The Future of Regulatory Oversight
The public relies on regulators to ensure the safety and efficacy of essential vaccines and medicines. This core regulatory responsibility is placed at risk by the complex and rapidly evolving development of modern pharmaceuticals. Medicines have developed from simple molecules to highly complex elements requiring extensive expertise. At the same time, supply chains have become globalized. Elements of a medicine may be manufactured in various countries and then incorporated into a finished product in yet another country before being exported for sale. All of these advances require more efficient use of resources through recognition and reliance. In today’s globalized world, regulatory authorities, regardless of resource level, cannot ensure rigorous public health oversight of medicines across the life cycle. In the view of this expert committee, well-evaluated reliance arrangements must now be considered a 21st century best regulatory practice.
Corresponding Author: Lawrence O. Gostin, JD, Georgetown University Law Center, O’Neill Institute for National and Global Health Law, 600 New Jersey Ave NW, Washington, DC 20001 (firstname.lastname@example.org).
Published Online: March 5, 2020. doi:10.1001/jama.2019.21793
Conflict of Interest Disclosures: Dr Wood reported receiving personal fees from HRA Pharma, the Burroughs Welcome Fund, Vanderbilt University, Galderma Pharma, AMAG Pharma, Chattem Inc, Keryx, and Sanofi and grants and personal fees from Northwestern University. No other disclosures were reported.

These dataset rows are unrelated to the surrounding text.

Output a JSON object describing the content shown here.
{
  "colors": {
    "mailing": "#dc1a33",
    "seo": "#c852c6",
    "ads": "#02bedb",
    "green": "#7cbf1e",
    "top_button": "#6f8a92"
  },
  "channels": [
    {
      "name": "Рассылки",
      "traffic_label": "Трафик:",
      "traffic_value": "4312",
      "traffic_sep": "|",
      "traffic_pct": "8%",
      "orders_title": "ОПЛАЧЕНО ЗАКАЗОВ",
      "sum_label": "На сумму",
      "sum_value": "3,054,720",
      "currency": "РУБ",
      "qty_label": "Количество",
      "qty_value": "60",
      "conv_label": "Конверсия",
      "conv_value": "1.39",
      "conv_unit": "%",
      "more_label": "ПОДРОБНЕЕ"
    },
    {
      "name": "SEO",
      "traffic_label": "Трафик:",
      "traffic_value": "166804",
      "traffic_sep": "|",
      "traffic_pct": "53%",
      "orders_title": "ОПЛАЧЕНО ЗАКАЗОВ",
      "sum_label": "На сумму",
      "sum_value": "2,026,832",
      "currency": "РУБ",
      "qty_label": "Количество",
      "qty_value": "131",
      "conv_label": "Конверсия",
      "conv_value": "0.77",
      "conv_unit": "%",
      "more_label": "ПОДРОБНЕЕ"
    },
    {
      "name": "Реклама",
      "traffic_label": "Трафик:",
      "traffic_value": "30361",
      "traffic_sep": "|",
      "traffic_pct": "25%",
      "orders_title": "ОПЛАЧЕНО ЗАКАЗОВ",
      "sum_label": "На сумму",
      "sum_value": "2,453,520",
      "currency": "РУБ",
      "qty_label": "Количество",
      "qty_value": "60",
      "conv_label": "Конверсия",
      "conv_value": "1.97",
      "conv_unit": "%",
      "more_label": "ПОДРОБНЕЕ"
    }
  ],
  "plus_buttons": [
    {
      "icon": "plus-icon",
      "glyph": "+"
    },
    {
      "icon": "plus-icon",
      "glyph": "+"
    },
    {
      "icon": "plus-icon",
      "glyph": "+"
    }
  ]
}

Identify all potential conflicts of interest that might be relevant to your comment.
Conflicts of interest comprise financial interests, activities, and relationships within the past 3 years including but not limited to employment, affiliation, grants or funding, consultancies, honoraria or payment, speaker's bureaus, stock ownership or options, expert testimony, royalties, donation of medical equipment, or patents planned, pending, or issued.
Err on the side of full disclosure.
If you have no conflicts of interest, check "No potential conflicts of interest" in the box below. The information will be posted with your response.
Not all submitted comments are published. Please see our commenting policy for details.
Gostin LO, Wood AJ, Cuff PA. Regulating Medicines in a Globalized World With Increased Recognition and Reliance Among Regulators: A National Academies Report. JAMA. Published online March 05, 2020. doi:10.1001/jama.2019.21793
Create a personal account or sign in to: